Task goal
Could you copy out every line of the data where the word "JSON" occurs?

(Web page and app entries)
.....
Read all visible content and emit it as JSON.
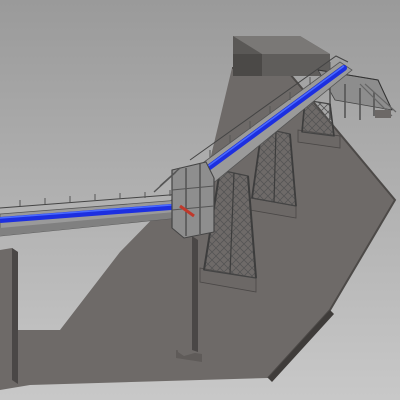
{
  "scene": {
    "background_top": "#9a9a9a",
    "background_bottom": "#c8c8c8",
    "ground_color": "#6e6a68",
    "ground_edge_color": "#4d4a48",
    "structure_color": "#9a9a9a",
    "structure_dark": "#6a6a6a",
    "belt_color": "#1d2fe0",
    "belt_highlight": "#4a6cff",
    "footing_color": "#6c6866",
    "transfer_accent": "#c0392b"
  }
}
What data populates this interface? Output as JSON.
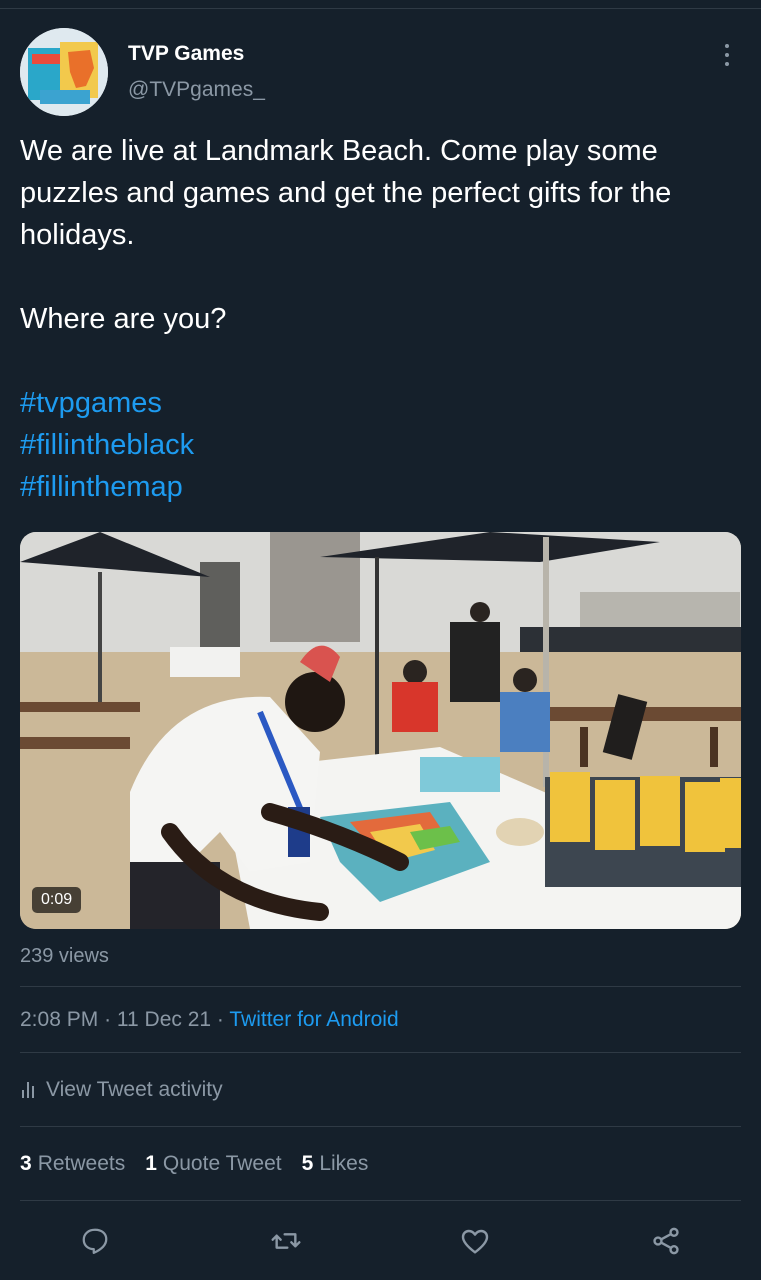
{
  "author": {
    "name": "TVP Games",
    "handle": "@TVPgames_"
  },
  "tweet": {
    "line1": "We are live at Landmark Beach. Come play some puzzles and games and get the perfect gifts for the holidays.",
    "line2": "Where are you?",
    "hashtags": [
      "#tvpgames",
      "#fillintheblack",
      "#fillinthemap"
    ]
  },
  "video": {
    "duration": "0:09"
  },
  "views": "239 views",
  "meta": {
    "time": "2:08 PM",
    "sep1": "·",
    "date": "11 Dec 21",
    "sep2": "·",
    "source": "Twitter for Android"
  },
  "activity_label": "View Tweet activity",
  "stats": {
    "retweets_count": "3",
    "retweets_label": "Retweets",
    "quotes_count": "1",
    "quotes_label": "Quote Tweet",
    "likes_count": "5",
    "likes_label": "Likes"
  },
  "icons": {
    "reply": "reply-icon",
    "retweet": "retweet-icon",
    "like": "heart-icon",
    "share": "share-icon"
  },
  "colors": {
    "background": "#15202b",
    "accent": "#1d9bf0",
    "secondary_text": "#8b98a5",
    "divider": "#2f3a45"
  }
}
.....
Output of the task
Read all visible content and emit it as JSON.
What data populates this interface? Output as JSON.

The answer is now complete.